Comet Hyakutake. 3/30/96. Taken by Mark at Indian Hill Observatory,
Huntsburg, Ohio. 35mm f/1.4 Nikor at f/2.8. 1 minute exposure
on Ektar 1000 film.



Comet Hyakutake. 3/30/96. Another picture by Mark from Indian Hill Observatory, Huntsburg, Ohio. 35mm f/1.4 Nikor at f/2.8. 1 minute exposure on Ektar 1000 film.



Comet Hyakutake. From Mark's north facing kitchen window. March 27, 1996, 2:30 AM 35mm f/1.4 Nikor at f/2.0 for 5 minutes. The comet was near the pole star, so a longer fixed camera exposure was possible without star trails.




Comet Hyakutake. Also sensing poor Northeast Ohio skies, Don Himes and his wife Kim drove to White River State Park in Indiana to photograph and observe the Comet. This picture was taken on March 23, 1996 2:00 AM, 80mm f/2.8, 200 ASA, 15 Minutes Exposure. The bright
orange star is Arcturus.

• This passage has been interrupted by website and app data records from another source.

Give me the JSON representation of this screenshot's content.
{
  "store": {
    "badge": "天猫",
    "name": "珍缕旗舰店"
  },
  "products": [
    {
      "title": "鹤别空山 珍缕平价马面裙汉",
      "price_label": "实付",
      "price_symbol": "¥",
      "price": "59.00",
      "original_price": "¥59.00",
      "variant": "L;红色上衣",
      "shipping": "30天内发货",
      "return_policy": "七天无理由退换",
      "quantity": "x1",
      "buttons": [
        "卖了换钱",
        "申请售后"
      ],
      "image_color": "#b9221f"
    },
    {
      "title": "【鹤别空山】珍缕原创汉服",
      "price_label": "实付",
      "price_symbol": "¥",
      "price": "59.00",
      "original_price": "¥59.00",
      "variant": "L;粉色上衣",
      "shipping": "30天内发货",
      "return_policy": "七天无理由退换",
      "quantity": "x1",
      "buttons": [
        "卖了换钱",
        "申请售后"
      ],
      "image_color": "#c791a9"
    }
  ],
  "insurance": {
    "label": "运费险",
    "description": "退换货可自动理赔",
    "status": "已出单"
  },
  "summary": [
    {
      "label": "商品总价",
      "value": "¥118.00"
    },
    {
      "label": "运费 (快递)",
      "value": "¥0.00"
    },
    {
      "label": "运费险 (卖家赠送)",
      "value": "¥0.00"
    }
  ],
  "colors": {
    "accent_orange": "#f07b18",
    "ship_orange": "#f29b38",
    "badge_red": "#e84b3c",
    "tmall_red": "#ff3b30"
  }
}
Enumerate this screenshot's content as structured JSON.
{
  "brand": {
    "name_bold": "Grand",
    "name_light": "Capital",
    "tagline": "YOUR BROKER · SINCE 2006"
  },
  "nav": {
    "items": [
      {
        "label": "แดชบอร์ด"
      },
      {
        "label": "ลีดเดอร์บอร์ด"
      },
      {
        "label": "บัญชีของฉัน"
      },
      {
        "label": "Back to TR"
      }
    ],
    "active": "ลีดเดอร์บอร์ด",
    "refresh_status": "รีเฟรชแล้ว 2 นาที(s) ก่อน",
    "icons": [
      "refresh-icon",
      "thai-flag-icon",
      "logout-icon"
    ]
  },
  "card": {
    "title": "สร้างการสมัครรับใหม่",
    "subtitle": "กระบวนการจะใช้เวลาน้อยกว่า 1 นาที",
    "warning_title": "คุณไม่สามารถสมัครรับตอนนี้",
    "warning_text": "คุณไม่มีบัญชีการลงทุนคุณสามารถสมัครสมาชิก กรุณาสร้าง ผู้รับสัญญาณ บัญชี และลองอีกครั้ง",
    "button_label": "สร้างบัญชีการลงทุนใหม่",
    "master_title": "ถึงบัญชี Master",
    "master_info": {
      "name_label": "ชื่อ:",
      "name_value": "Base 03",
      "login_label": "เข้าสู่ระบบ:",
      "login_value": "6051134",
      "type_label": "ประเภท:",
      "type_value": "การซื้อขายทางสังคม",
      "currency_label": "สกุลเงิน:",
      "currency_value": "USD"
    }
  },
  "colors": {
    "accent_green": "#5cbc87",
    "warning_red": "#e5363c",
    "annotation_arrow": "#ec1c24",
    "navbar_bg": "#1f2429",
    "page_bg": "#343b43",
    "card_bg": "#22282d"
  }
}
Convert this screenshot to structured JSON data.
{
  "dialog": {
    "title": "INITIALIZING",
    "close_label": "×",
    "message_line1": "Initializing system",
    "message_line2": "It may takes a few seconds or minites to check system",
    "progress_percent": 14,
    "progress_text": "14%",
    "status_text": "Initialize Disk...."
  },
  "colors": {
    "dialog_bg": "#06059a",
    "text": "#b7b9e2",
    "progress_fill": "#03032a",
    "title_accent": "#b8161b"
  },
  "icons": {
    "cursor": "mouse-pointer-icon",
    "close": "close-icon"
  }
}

Comet Hyakutake. After returning from Indiana, during the night of March 26-27,Don took this 5 minute photograph using a 28mm lens at f/2.8. He used hypered tech film with his camera piggy backed on the CVAS 16" telescope.



Comet Hyakutake. 3/16/96. 3:00 AM. 200mm f/2.8 15 minute 1000 ASA color print film by Don.

 
Special Photos:
October 30, 2003 Aurora